The Algarve in Portugal is rather different from the rest of Europe in several ways. The January temperature often reaches more than 20 degrees, bathing the undulations of the picturesque landscape in sunlight and the pinkish tinge of almond blossom. The climate and setting remain thoroughly agreeable at the current time in March, as the leading women's international football teams step up their preparations for the forthcoming FIFA Women's World Cup China 2007 . On the eve of the third-place play-off against France, the Sweden squad were greeted by glorious sunshine, blue skies and a pretty stiff Atlantic breeze when the players appeared for morning training at the Hotel Montechoro sports complex.
The clutch of onlookers who had picked their way through the unwieldy maze of paths to the facility found the team in relaxed and upbeat mood. Their number included Sweden U-21 supremo and former senior coach Marika Domanski-Lyfors, who dropped by in the course of a morning stroll.
Despite the previous day's 3-2 defeat to the USA , the players visibly enjoyed the workout on the meticulously manicured turf. Sweden Women's Player of the Year Lotta Schelin , carrying a minor knock from the previous day's clash, performed a solo session involving shooting practice from the edge of the penalty area and first-time shots within the six-yard box, while the remaining players shook any remaining tiredness from their legs in a gentle practice match.

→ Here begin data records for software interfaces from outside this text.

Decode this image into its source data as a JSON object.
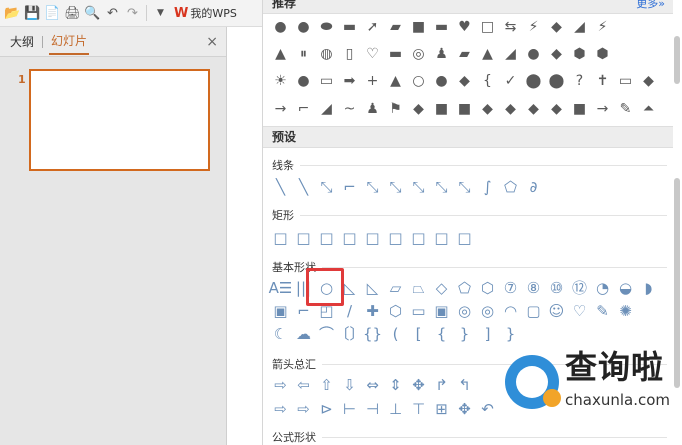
{
  "toolbar": {
    "wps_label": "我的WPS",
    "icons": [
      "open-folder-icon",
      "save-icon",
      "pdf-export-icon",
      "print-icon",
      "print-preview-icon",
      "undo-icon",
      "redo-icon",
      "dropdown-icon"
    ]
  },
  "left_panel": {
    "tabs": [
      {
        "label": "大纲"
      },
      {
        "label": "幻灯片"
      }
    ],
    "close": "×",
    "slide_number": "1"
  },
  "right_panel": {
    "top_header": "推荐",
    "more_label": "更多»",
    "preset_header": "预设",
    "categories": {
      "lines": "线条",
      "rect": "矩形",
      "basic": "基本形状",
      "arrows": "箭头总汇",
      "formula": "公式形状"
    },
    "rec_row1": [
      "●",
      "●",
      "⬬",
      "▬",
      "➚",
      "▰",
      "■",
      "▬",
      "♥",
      "□",
      "⇆",
      "⚡",
      "◆",
      "◢",
      "⚡"
    ],
    "rec_row2": [
      "▲",
      "⏸",
      "◍",
      "▯",
      "♡",
      "▬",
      "◎",
      "♟",
      "▰",
      "▲",
      "◢",
      "●",
      "◆",
      "⬢",
      "⬢"
    ],
    "rec_row3": [
      "☀",
      "●",
      "▭",
      "➡",
      "+",
      "▲",
      "○",
      "●",
      "◆",
      "{",
      "✓",
      "⬤",
      "⬤",
      "?",
      "✝",
      "▭",
      "◆"
    ],
    "rec_row4": [
      "→",
      "⌐",
      "◢",
      "~",
      "♟",
      "⚑",
      "◆",
      "■",
      "■",
      "◆",
      "◆",
      "◆",
      "◆",
      "■",
      "→",
      "✎",
      "⏶"
    ],
    "line_shapes": [
      "╲",
      "╲",
      "⤡",
      "⌐",
      "⤡",
      "⤡",
      "⤡",
      "⤡",
      "⤡",
      "∫",
      "⬠",
      "∂"
    ],
    "rect_shapes": [
      "□",
      "□",
      "□",
      "□",
      "□",
      "□",
      "□",
      "□",
      "□"
    ],
    "basic_row1": [
      "A☰",
      "|||",
      "○",
      "◺",
      "◺",
      "▱",
      "⏢",
      "◇",
      "⬠",
      "⬡",
      "⑦",
      "⑧",
      "⑩",
      "⑫",
      "◔",
      "◒",
      "◗"
    ],
    "basic_row2": [
      "▣",
      "⌐",
      "◰",
      "∕",
      "✚",
      "⬡",
      "▭",
      "▣",
      "◎",
      "◎",
      "◠",
      "▢",
      "☺",
      "♡",
      "✎",
      "✺"
    ],
    "basic_row3": [
      "☾",
      "☁",
      "⌒",
      "〔〕",
      "{}",
      "(",
      "[",
      "{",
      "}",
      "]",
      "}"
    ],
    "arrow_row1": [
      "⇨",
      "⇦",
      "⇧",
      "⇩",
      "⇔",
      "⇕",
      "✥",
      "↱",
      "↰"
    ],
    "arrow_row2": [
      "⇨",
      "⇨",
      "⊳",
      "⊢",
      "⊣",
      "⊥",
      "⊤",
      "⊞",
      "✥",
      "↶"
    ]
  },
  "watermark": {
    "big_text": "查询啦",
    "small_text": "chaxunla.com"
  }
}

At the end of the workout, coach Thomas Dennerby and his players took questions from one or two reporters, before Dennerby and Schelin were last off the pitch and back into the hotel where the team had already sat down to lunch.
Shopping and shooting
The Norway squad took over the neighbouring training pitch in the afternoon to work on their finishing, but a handful of the Swedes seized the opportunity of an afternoon off to head for the shops. Schelin, Hanna Marklund, keeper Caroline Jönsson and the rest of the group reappeared at the team hotel in the early evening flaunting the evidence of success - a shopping bag or two. The entire Italian party spent an hour of the day ahead of a daunting seventh-place play-off against reigning world and European champions Germany on a stroll in the streets and alleyways of central Albufeira, paying special attention to a local sports shop.
Over at the Danish team hotel, coach Kenneth Heiner-Moller was to be found patiently explaining for the umpteenth time to a gaggle of Chinese TV crews how his side had pulled off a surprise passage into the Final. The media marathon finally came to an end at around 9 pm, Heiner-Moller issuing a brief greeting to Michael Kald as the Finland coach made his way across the lobby, before the Denmark chief turned his undivided attention to the following day's Final against the Americans, the team everyone wants to avoid for as long as possible at China 2007.
An hour or so away by car, not far from the Spanish border in Vila Real de San Antonio, Germany were recovering from the shock of two defeats in a row with a win against those very same Danes. Another familiar face was spotted here at the stadium adjacent to the lighthouse, as retired senior coach Tina Theune-Meyer, currently in Portugal on private business, made a detour to cast an eye over her former charges.
Theune-Meyer had ample opportunity to work on her hobby as an amateur photographer during the match, before taking to the pitch and personally greeting Renate Lingor and Co, veterans of her time at the helm. Then it was across to a comfortably familiar place on the bench for a few minutes in conversation with her successor and former assistant Silvia Neid - just one of many colourful episodes typical of the long-running tournament.